I understand that Morgan is concerned about the precedent being set for a younger generation of athletes that might be more incentivized by likes, follows, and subscribers instead of chasing fast times and working hard. I think this is fair, to a point. In a world of Strava, Instagram, and Youtube, it's hard not to get caught up in social media affirmation instead of focusing on training hard and racing fast. But, until I’m shown otherwise, I struggle to think that runners at any level are incapable of harnessing the power of social media to build a brand AND train at an elite level. In a time where so much dialogue is dedicated to how we can improve the sport of running, I also struggle to think that athletes simply working hard and having good results will push the sport forward, bring more money to athletes, and allow more post-collegiate runners to chase their dream. Instead, shouldn’t we be excited that even a mid-level athlete in the professional world like Ari is able to attract so much attention to a niche sport and potentially support himself financially in ways he couldn’t have if he hadn’t put himself out there on social media?
Of course, I don’t know the answers to these questions—but I think there is a place for both schools of thought to coexist. I have the ultimate respect for Morgan Pearson as someone who knows how to absolutely grind and who owns this as part of his identity. Anyone who watched him race at the Michigan Pro Half Marathon or the 2019 Club XC Nationals knows that Morgan is a competitor unlike any other. However, at a time when so much dialogue in the sport is dedicated to how we can grow the sport and push it forward, runners being public on social media and Youtube should be an incredibly positive thing when it comes to creating relatable storylines in the sport and encouraging people to maintain interest in non-Olympic years.

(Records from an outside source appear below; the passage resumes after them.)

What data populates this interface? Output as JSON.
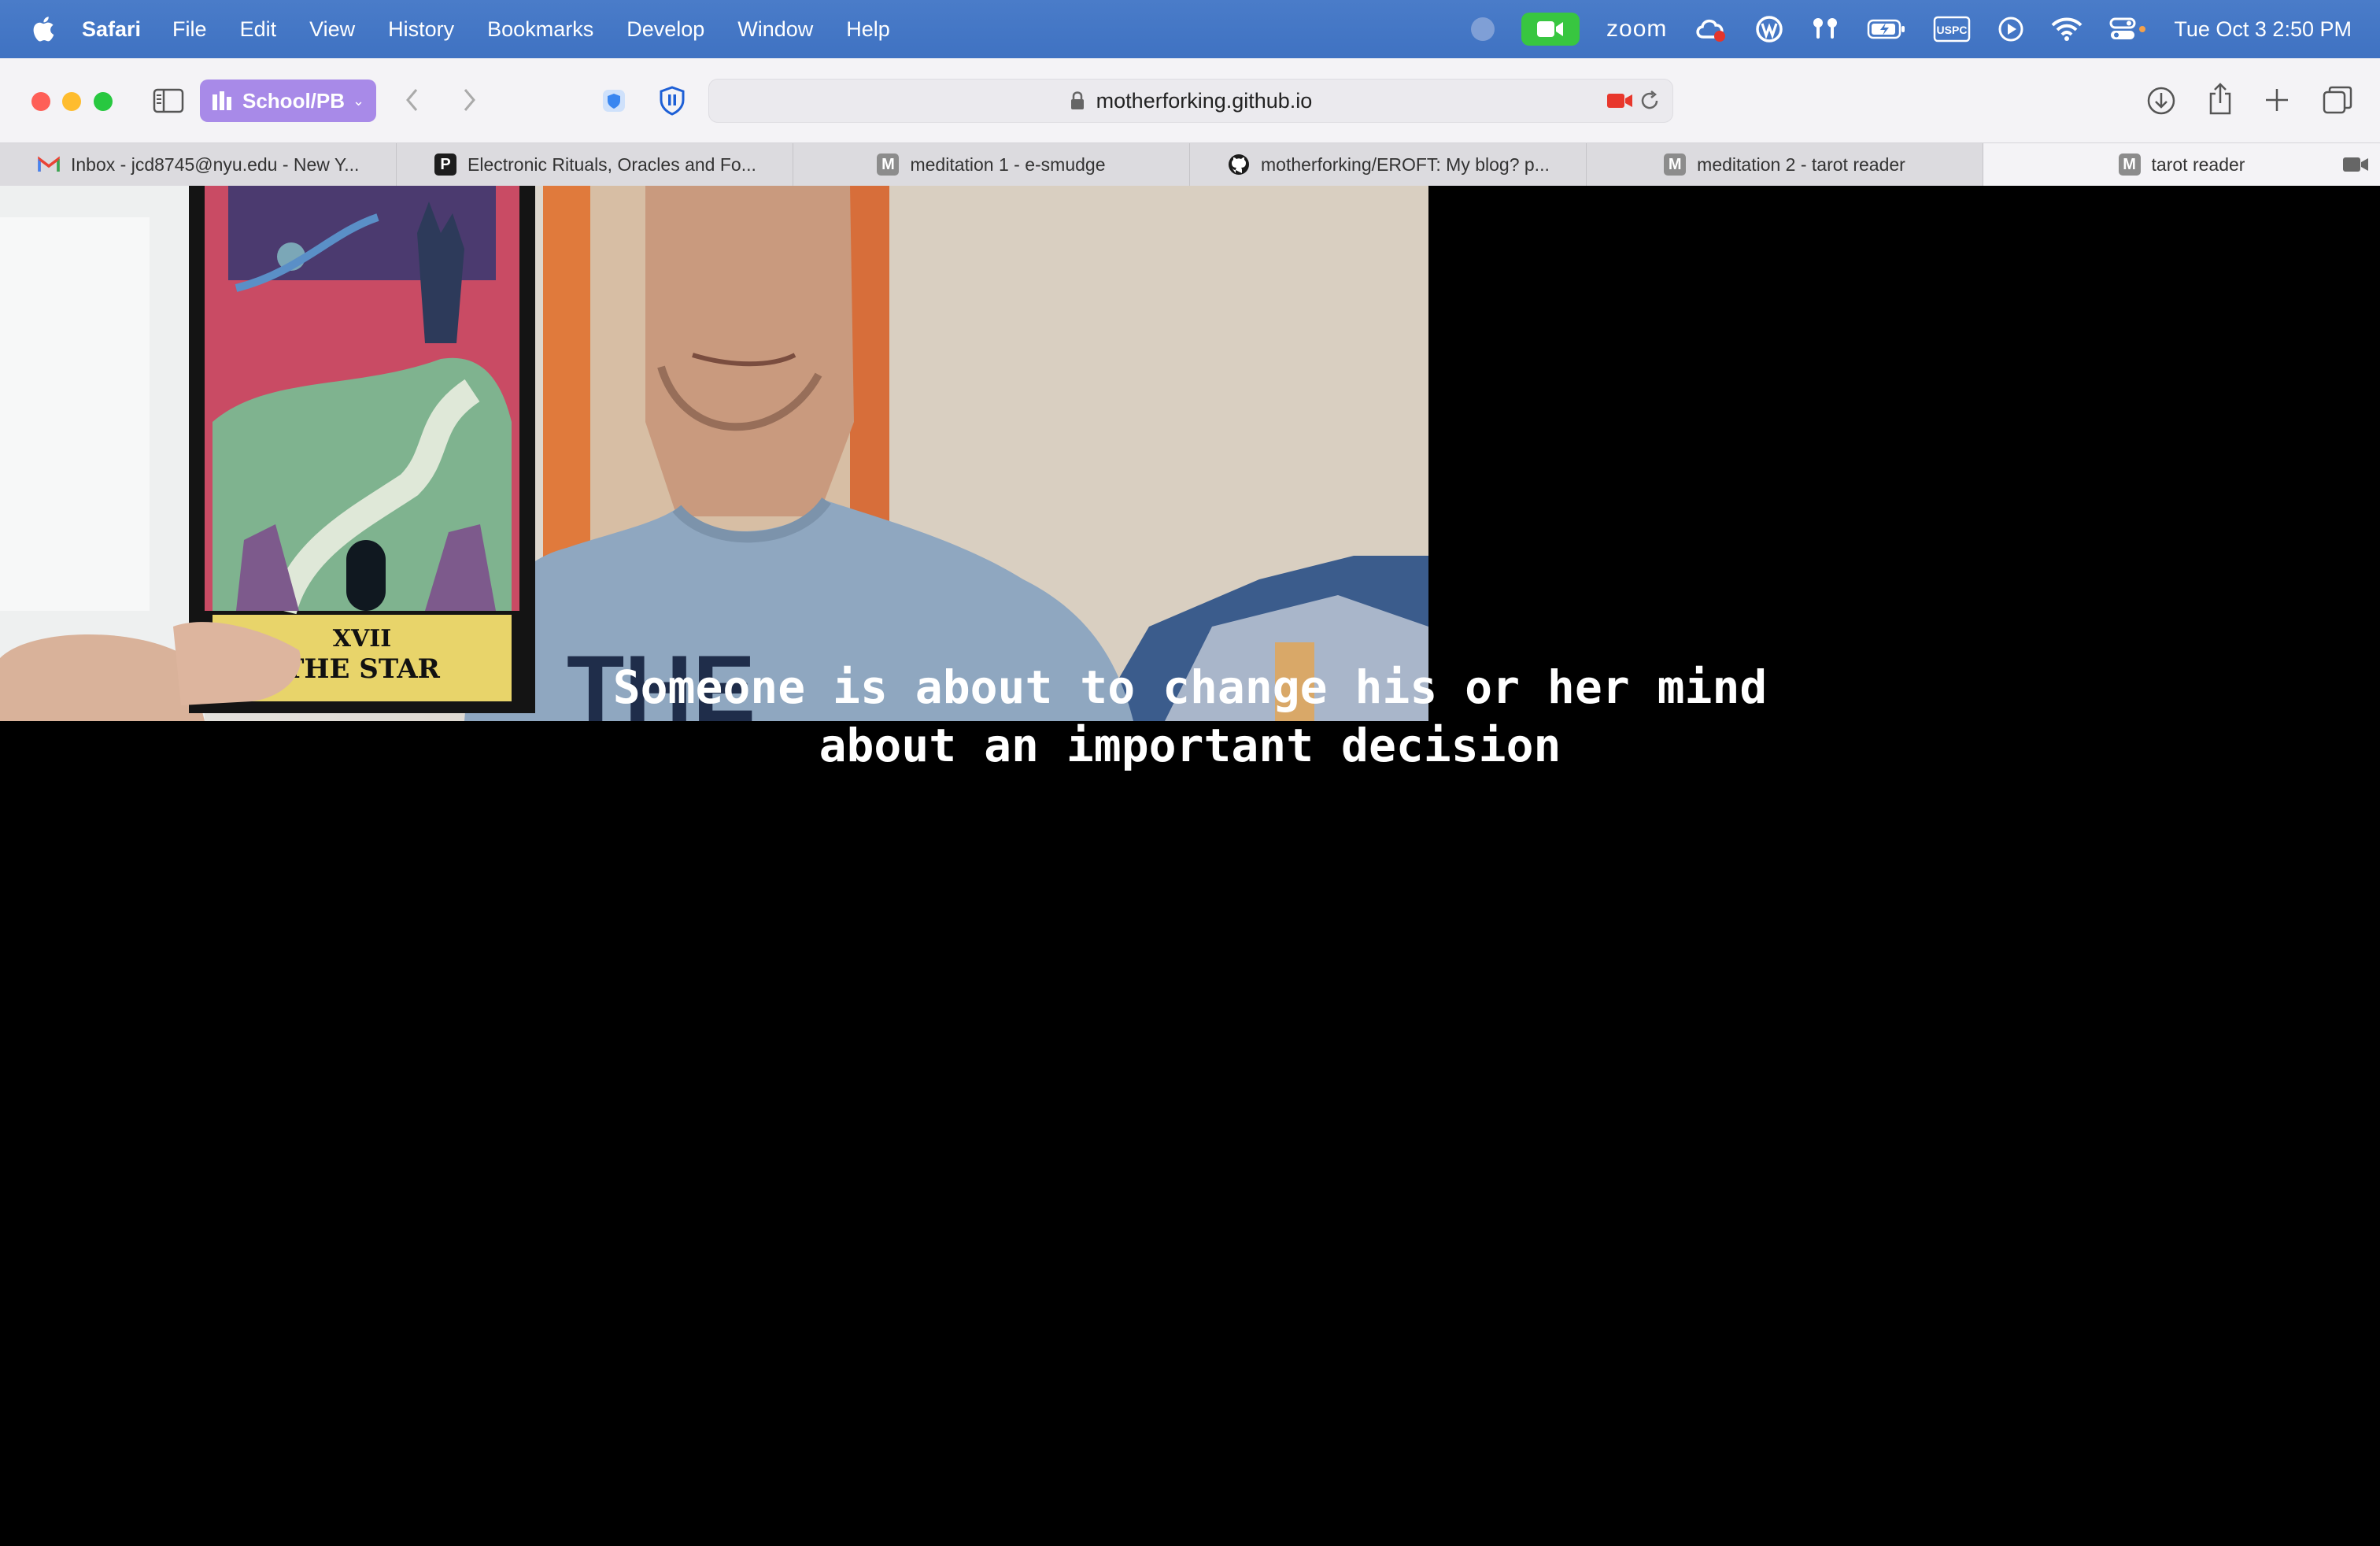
{
  "menubar": {
    "app_name": "Safari",
    "items": [
      "File",
      "Edit",
      "View",
      "History",
      "Bookmarks",
      "Develop",
      "Window",
      "Help"
    ],
    "zoom_label": "zoom",
    "clock": "Tue Oct 3  2:50 PM",
    "status_icons": [
      "recording-dot-icon",
      "facetime-icon",
      "zoom-icon",
      "creative-cloud-icon",
      "wordpress-icon",
      "airpods-icon",
      "battery-icon",
      "uspc-icon",
      "play-icon",
      "wifi-icon",
      "control-center-icon"
    ],
    "uspc_text": "USPC"
  },
  "toolbar": {
    "tab_group_label": "School/PB",
    "address": "motherforking.github.io",
    "colors": {
      "tab_group": "#a88ae8",
      "menubar": "#4177c6"
    }
  },
  "tabs": [
    {
      "title": "Inbox - jcd8745@nyu.edu - New Y...",
      "icon": "gmail-icon"
    },
    {
      "title": "Electronic Rituals, Oracles and Fo...",
      "icon": "p-icon",
      "icon_text": "P"
    },
    {
      "title": "meditation 1 - e-smudge",
      "icon": "m-icon",
      "icon_text": "M"
    },
    {
      "title": "motherforking/EROFT: My blog? p...",
      "icon": "github-icon"
    },
    {
      "title": "meditation 2 - tarot reader",
      "icon": "m-icon",
      "icon_text": "M"
    },
    {
      "title": "tarot reader",
      "icon": "m-icon",
      "icon_text": "M",
      "active": true
    }
  ],
  "page": {
    "card_numeral": "XVII",
    "card_name": "THE STAR",
    "shirt_text": "THE",
    "caption_line1": "Someone is about to change his or her mind",
    "caption_line2": "about an important decision"
  }
}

Wherever you stand on this, I think we can all agree that Morgan Pearson has raised some really valid and thought provoking points on this issue……….and many others (see below).